We’ve got our first estimate of the size of this year’s crop in Saskatchewan and it is quite improvement over last year when drought was the headline story.
While dry conditions remain an issue in some parts of Saskatchewan, a large portion of the province saw adequate moisture.
Statistics Canada has developed a system for projecting yields by using climate information and satellite imagery to assess crop progression and output. What they are finding is dramatically different than the story we were looking at a year ago.
Wheat and canola estimates are running 40 to 50 per cent higher than they were at this time last year. Part of that is because farmers devoted more acreage to these but the real story here is better growing conditions. Durum output, for example, is going to be more than double what we saw last year.

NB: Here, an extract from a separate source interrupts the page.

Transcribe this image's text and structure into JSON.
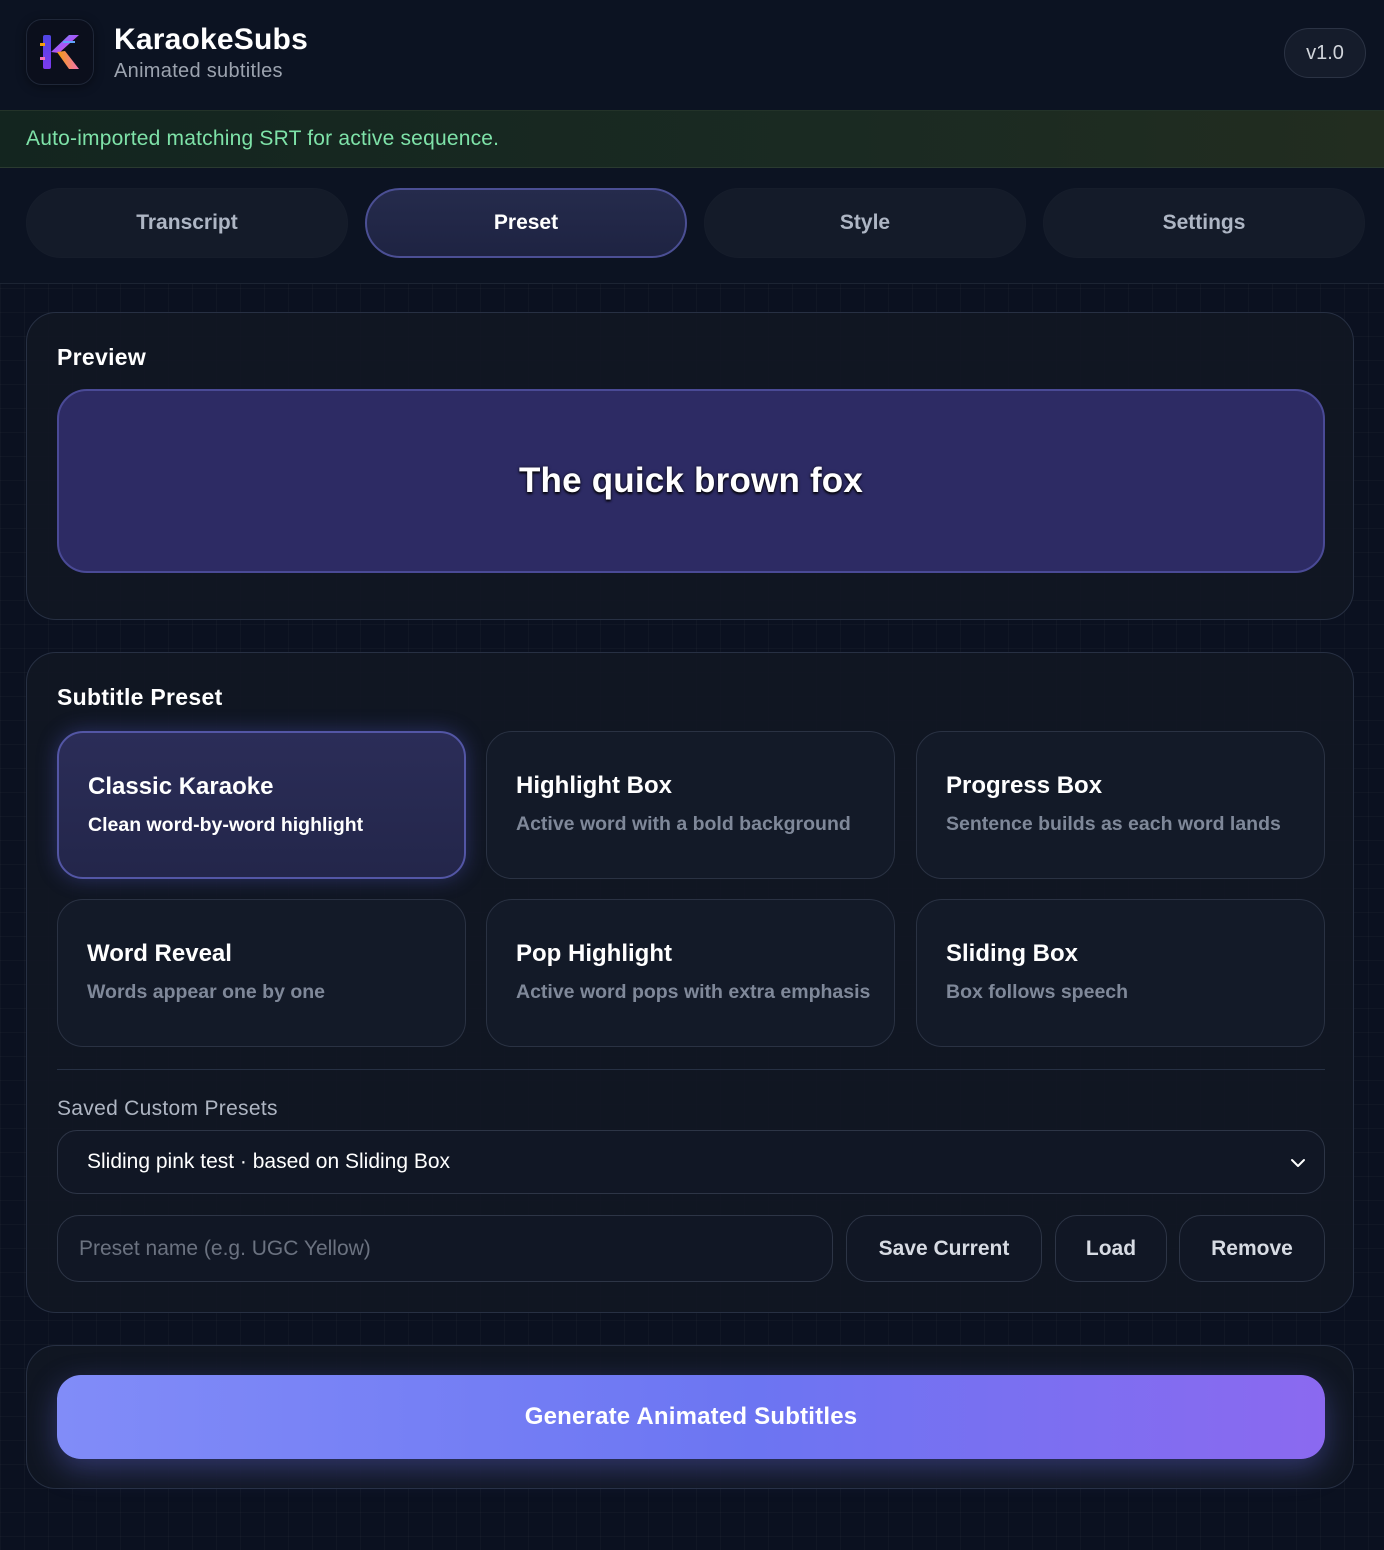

Mustard production will increase by more than 200 per cent compared to last year and chick pea volumes are looking like they’ll exceed last year by more than 70 per cent. The only commodities that see reductions are winter wheat, which is down 15 per cent while fall rye is running five per cent lower.